For California governor Jerry Brown and his administration, 2017 was a water year to remember, and one that would figure into the drafting of the state’s 2018-19 budget, which was released early this month. The $190 billion proposed spending plan names California’s drought and the “extreme natural events of 2017” as determining factors in how the cash was divvied up.
After a blockbuster snowpack winter for 2016-2017, California is once again in a snow drought and these National Park Service webcams, comparing this week to the same week in 2017, show the shocking difference.Last winter, the snow at the Yosemite “High Sierra” webcam, shown above and located at about 8,000 feet in Northern California, nearly covered the camera.
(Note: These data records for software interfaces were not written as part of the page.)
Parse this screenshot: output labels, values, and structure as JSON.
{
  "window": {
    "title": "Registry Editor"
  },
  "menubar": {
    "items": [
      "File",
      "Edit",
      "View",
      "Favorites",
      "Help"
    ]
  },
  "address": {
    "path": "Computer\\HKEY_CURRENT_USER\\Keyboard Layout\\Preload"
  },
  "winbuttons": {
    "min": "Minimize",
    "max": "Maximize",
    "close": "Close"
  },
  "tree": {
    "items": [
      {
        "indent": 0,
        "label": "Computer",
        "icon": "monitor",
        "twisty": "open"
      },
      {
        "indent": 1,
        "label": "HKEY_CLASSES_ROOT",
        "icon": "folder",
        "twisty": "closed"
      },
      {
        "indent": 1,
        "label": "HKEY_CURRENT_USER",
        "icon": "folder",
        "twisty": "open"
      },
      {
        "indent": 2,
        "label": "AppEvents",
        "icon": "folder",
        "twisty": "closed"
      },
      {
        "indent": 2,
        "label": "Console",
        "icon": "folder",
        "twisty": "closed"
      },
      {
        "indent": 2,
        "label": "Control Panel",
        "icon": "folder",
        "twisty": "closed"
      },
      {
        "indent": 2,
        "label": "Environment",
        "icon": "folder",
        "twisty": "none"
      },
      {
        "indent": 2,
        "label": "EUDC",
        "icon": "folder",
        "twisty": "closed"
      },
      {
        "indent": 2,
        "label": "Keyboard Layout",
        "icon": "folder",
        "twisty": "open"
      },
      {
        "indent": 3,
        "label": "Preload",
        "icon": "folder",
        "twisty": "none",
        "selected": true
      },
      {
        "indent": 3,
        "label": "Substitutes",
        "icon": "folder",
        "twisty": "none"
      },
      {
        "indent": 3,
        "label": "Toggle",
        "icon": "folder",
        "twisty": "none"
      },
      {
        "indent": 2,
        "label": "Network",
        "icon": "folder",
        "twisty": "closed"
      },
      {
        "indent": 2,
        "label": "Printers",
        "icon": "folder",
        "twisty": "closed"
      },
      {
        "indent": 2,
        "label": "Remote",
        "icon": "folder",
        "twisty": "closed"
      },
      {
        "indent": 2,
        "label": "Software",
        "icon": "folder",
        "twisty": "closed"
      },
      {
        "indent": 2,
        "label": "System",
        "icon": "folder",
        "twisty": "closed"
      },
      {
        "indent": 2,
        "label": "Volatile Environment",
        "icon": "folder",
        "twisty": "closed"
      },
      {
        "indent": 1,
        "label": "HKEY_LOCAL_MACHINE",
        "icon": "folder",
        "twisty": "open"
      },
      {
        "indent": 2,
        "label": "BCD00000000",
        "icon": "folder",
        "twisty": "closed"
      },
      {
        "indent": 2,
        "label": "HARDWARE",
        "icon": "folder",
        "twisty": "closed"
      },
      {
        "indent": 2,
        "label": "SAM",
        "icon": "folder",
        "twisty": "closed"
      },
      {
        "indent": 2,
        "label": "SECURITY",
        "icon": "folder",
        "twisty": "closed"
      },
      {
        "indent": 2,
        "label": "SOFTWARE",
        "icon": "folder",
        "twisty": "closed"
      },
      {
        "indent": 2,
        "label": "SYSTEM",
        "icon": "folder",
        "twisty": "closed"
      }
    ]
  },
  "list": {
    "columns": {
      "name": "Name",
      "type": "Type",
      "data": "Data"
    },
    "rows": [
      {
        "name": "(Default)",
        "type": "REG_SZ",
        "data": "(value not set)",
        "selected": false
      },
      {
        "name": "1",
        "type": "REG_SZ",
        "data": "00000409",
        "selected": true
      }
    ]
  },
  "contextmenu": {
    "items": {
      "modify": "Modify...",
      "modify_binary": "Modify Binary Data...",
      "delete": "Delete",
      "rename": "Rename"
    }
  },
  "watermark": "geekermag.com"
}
This year, there is barely snow on Half Dome peak shown on the webcam.
Black & Veatch has been selected to serve as owners’ representative for the 500MW San Vicente Energy Storage Facility (SVESF) planned to be built in San Diego County, California, US. Planned to be built at the San Vicente Reservoir near Lakeside in San Diego County, the new energy storage facility will be owned by the San Diego County Water Authority and the City of San Diego.
The San Diego County Water Authority and City of San Diego have selected Black & Veatch as owners’ representative for their 500-MW San Vicente Energy Storage Facility. The plant will be located at the San Vicente Reservoir near Lakeside, Calif. U.S., with a new upper reservoir, tunnels and underground powerhouse planned for construction. Per the contract, Black & Veatch will assist in evaluating proposals, select service teams and negotiate project delivery agreements.
David Guy is president of the Northern California Water Association (NCWA), an organization committed to ensuring that water supplies are available for the Sacramento Valley — both for today’s users and for future generations. “The Sacramento Valley is a rich mosaic of farmlands, cities, rural communities, refuges, managed wetlands and meandering rivers,” David said. “Every drought we experience reveals numerous pressures on the water supplies that support this vibrant region. We have to be motivated and forward-thinking to advance the economic, social and environmental sustainability of the Sacramento Valley by enhancing and preserving its water rights, supplies and water quality.”